To the patristic mind, what makes this seemingly circular approach not only possible but necessary is the presence and activity of the Holy Spirit, the Spirit of Truth, who guides the Church and her inspired authors both to preserve and transmit the essential elements of Tradition, and to produce the canonical or normative writings which Tradition spawns and shapes in terms of their content. Without this inspirational work of the Spirit, both Scripture and Tradition would be purely human products, devoid of any claim to ultimate truth or authority. It is the work of the Spirit that enables the Church both to generate and to interpret her own canon or rule of truth, and thereby to preserve intact, as she must, the true hermeneutic circle constituted by Scripture in Tradition. (pp. 11-12; also see Vladimir Lossky, “Tradition and Traditions“)
Perhaps we can now begin to understand the impossibility of the task that Dr Tuggy undertook. He wanted to know whether the catholic dogma of the Holy Trinity was taught and authorized by Holy Scripture, and so he committed himself to the project of studying the relevant texts. Sounds perfectly reasonable. I’m sure that his study of the Scriptures was accomplished with great sophistication, erudition, and care; but the result was virtually pre-ordained, particularly for someone, anyone, who is not a member of a sacramental-eucharistic-catholic community. The evangelical believer is at a terrible hermeneutical disadvantage. Catholic Christians read the Scripture through the lens of the Holy Eucharist. Our faith is shaped by the trinitarian structure and spiritual dynamism of the Divine Liturgy and the sacramental life of the Church. In the words of St Irenaeus: “Our teaching is in accord with the Eucharist and the Eucharist, in its turn, confirms our teaching” (Adv. haer. 4.18.5). Ultimately, I believe that it was the deep trinitarian faith as embodied and lived in the Eucharist that led the Church to reject all forms of Arianism and subordinationism in the fourth century. The Church knows the Trinity because it prays to the Father, with and through the Lord Jesus Christ, in the Holy Spirit; the Church knows the Trinity because it receives from the Father the gift of the Body and Blood of the Son, by which it is filled and transformed by the Spirit.
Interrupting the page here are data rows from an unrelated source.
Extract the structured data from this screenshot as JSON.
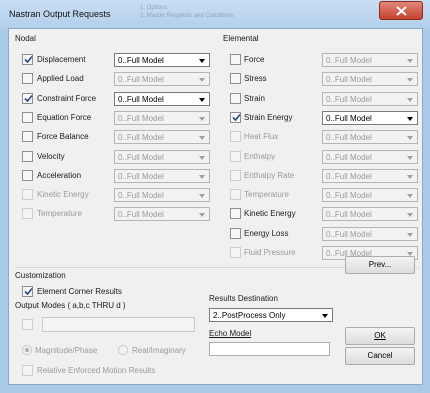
{
  "window": {
    "title": "Nastran Output Requests",
    "background_lines": [
      "1. Options",
      "2. Master Requests and Conditions"
    ]
  },
  "nodal": {
    "heading": "Nodal",
    "rows": [
      {
        "label": "Displacement",
        "checked": true,
        "enabled": true,
        "dropdown": "0..Full Model",
        "dropdown_enabled": true
      },
      {
        "label": "Applied Load",
        "checked": false,
        "enabled": true,
        "dropdown": "0..Full Model",
        "dropdown_enabled": false
      },
      {
        "label": "Constraint Force",
        "checked": true,
        "enabled": true,
        "dropdown": "0..Full Model",
        "dropdown_enabled": true
      },
      {
        "label": "Equation Force",
        "checked": false,
        "enabled": true,
        "dropdown": "0..Full Model",
        "dropdown_enabled": false
      },
      {
        "label": "Force Balance",
        "checked": false,
        "enabled": true,
        "dropdown": "0..Full Model",
        "dropdown_enabled": false
      },
      {
        "label": "Velocity",
        "checked": false,
        "enabled": true,
        "dropdown": "0..Full Model",
        "dropdown_enabled": false
      },
      {
        "label": "Acceleration",
        "checked": false,
        "enabled": true,
        "dropdown": "0..Full Model",
        "dropdown_enabled": false
      },
      {
        "label": "Kinetic Energy",
        "checked": false,
        "enabled": false,
        "dropdown": "0..Full Model",
        "dropdown_enabled": false
      },
      {
        "label": "Temperature",
        "checked": false,
        "enabled": false,
        "dropdown": "0..Full Model",
        "dropdown_enabled": false
      }
    ]
  },
  "elemental": {
    "heading": "Elemental",
    "rows": [
      {
        "label": "Force",
        "checked": false,
        "enabled": true,
        "dropdown": "0..Full Model",
        "dropdown_enabled": false
      },
      {
        "label": "Stress",
        "checked": false,
        "enabled": true,
        "dropdown": "0..Full Model",
        "dropdown_enabled": false
      },
      {
        "label": "Strain",
        "checked": false,
        "enabled": true,
        "dropdown": "0..Full Model",
        "dropdown_enabled": false
      },
      {
        "label": "Strain Energy",
        "checked": true,
        "enabled": true,
        "dropdown": "0..Full Model",
        "dropdown_enabled": true
      },
      {
        "label": "Heat Flux",
        "checked": false,
        "enabled": false,
        "dropdown": "0..Full Model",
        "dropdown_enabled": false
      },
      {
        "label": "Enthalpy",
        "checked": false,
        "enabled": false,
        "dropdown": "0..Full Model",
        "dropdown_enabled": false
      },
      {
        "label": "Enthalpy Rate",
        "checked": false,
        "enabled": false,
        "dropdown": "0..Full Model",
        "dropdown_enabled": false
      },
      {
        "label": "Temperature",
        "checked": false,
        "enabled": false,
        "dropdown": "0..Full Model",
        "dropdown_enabled": false
      },
      {
        "label": "Kinetic Energy",
        "checked": false,
        "enabled": true,
        "dropdown": "0..Full Model",
        "dropdown_enabled": false
      },
      {
        "label": "Energy Loss",
        "checked": false,
        "enabled": true,
        "dropdown": "0..Full Model",
        "dropdown_enabled": false
      },
      {
        "label": "Fluid Pressure",
        "checked": false,
        "enabled": false,
        "dropdown": "0..Full Model",
        "dropdown_enabled": false
      }
    ]
  },
  "customization": {
    "heading": "Customization",
    "element_corner_label": "Element Corner Results",
    "element_corner_checked": true,
    "output_modes_label": "Output Modes ( a,b,c THRU d )",
    "output_modes_value": "",
    "magnitude_phase_label": "Magnitude/Phase",
    "real_imaginary_label": "Real/Imaginary",
    "selected_radio": "Magnitude/Phase",
    "relative_label": "Relative Enforced Motion Results"
  },
  "results_destination": {
    "label": "Results Destination",
    "value": "2..PostProcess Only"
  },
  "echo_model": {
    "label": "Echo Model",
    "value": ""
  },
  "buttons": {
    "prev": "Prev...",
    "ok": "OK",
    "cancel": "Cancel"
  }
}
It is certainly possible for a person to treat the biblical texts as purely historical artifacts and ask, “Did the authors of the New Testament documents teach the trinitarian doctrine of the Church?” I imagine one would get mixed results. Clearly we cannot expect these documents to explicitly state a doctrine of deity employing (and exploding) the categories of Hellenistic philosophy, nor can we expect them to address the kinds of questions that would only be posed three and four centuries later. Hence it’s difficult to see how historical criticism could either confirm or disconfirm the trinitarian dogma, even at the level of narrative. Tuggy believes that the Bible, critically read, argues against trinitarianism, because it clearly presents the Father and Son as “different selves.” I’ll respond to this objection in a future posting. All that needs to be said at this point is that the Church has never restricted itself to a historico-grammatical reading of its Scripture, nor has it looked to the Scripture as the sole authority by which its life is constituted. As we have seen, only when the biblical texts are read through the creeds within the liturgical and ascetical life of the ecclesial community do they in fact become Scripture. The faith of the Church cannot be exhaustively captured in a handful of literary artifacts.